* WHAT IS EXPECTED: Wherever a line in the material contains the word "this", copy that line.

* WORKING DATA:
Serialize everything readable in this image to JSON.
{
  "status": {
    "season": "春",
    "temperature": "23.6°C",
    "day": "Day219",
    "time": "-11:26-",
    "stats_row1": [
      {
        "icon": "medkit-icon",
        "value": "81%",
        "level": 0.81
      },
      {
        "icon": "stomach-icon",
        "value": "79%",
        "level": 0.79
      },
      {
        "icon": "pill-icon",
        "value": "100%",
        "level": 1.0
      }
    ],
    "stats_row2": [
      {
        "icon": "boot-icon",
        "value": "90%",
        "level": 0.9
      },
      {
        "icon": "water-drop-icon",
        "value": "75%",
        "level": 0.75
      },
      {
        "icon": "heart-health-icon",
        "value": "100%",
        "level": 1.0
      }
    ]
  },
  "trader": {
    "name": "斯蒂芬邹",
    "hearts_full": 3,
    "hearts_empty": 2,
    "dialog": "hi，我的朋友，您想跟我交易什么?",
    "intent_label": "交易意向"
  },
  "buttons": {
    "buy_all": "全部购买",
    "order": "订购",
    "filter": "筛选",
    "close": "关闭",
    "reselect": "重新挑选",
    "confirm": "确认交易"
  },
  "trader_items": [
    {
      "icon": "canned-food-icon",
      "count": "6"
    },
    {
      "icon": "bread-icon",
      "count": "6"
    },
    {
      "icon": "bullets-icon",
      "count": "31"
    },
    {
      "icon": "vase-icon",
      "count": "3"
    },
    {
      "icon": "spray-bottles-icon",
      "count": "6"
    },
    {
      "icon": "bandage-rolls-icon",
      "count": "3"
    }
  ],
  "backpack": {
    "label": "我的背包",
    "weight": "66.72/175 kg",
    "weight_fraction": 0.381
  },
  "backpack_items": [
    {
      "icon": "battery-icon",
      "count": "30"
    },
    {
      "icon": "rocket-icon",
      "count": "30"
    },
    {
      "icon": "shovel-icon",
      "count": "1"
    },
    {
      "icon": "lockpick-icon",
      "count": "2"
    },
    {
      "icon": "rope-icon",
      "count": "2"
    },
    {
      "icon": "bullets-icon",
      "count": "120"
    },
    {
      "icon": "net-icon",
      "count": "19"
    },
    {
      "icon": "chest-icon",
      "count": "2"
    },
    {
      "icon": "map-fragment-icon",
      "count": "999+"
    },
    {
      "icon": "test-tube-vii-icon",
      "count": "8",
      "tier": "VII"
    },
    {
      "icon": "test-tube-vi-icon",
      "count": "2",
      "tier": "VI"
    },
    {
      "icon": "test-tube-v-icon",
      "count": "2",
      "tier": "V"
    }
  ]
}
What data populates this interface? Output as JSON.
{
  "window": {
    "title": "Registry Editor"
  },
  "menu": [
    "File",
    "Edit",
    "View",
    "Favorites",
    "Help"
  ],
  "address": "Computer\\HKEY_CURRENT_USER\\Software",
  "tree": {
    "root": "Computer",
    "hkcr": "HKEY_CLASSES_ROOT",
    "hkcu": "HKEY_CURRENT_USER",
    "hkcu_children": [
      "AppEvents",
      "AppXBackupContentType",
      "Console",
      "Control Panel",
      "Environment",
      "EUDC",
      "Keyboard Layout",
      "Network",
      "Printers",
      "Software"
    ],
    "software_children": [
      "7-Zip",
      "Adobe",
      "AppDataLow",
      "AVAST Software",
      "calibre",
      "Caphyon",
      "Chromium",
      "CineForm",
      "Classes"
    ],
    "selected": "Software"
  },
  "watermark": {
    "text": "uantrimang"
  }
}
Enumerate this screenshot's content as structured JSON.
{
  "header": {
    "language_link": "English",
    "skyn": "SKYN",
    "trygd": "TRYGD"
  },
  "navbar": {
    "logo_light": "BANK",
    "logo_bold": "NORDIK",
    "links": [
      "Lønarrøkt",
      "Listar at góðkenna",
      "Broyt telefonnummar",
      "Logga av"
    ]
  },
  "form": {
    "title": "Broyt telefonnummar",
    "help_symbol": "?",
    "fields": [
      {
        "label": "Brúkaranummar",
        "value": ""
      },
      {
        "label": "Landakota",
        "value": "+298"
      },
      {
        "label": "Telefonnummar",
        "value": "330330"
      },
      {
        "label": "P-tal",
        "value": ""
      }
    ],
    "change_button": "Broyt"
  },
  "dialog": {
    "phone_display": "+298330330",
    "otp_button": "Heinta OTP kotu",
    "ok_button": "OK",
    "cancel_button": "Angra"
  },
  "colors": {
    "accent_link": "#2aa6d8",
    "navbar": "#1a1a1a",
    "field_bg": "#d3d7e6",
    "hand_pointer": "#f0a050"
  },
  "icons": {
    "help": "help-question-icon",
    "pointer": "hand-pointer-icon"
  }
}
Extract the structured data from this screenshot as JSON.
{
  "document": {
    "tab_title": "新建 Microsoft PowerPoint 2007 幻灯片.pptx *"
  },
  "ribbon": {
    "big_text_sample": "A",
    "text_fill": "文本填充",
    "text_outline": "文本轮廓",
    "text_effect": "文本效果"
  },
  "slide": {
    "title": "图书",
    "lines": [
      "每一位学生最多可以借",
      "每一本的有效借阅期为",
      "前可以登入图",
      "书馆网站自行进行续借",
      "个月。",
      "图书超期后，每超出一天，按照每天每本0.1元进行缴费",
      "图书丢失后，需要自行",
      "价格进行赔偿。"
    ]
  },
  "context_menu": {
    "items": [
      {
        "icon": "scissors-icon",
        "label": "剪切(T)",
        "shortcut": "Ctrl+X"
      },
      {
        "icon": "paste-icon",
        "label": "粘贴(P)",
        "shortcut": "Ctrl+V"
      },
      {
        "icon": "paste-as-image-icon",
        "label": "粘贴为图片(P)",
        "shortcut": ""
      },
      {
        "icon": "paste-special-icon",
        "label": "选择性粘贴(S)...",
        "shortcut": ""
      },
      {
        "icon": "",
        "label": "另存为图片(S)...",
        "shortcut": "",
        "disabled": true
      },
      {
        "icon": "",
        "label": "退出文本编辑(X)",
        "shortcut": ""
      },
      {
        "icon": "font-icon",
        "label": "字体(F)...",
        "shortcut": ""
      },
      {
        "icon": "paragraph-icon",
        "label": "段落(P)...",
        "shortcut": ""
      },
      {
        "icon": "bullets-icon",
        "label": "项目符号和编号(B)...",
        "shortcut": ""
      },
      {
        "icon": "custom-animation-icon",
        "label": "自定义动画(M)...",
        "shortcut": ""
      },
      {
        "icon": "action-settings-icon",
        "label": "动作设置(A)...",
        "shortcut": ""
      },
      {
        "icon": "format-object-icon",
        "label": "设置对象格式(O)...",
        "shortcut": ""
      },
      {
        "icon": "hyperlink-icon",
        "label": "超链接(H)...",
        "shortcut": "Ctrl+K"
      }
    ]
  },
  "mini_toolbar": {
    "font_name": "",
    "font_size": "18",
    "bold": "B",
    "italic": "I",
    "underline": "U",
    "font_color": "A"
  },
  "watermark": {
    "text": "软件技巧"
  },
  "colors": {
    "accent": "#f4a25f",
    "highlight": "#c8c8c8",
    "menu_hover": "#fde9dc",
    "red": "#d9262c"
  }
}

* REPLY TO THE TASK:
Serialize everything readable in this image to JSON.
What data populates this interface? Output as JSON.
Enumerate this screenshot's content as structured JSON.
Extract the structured data from this screenshot as JSON.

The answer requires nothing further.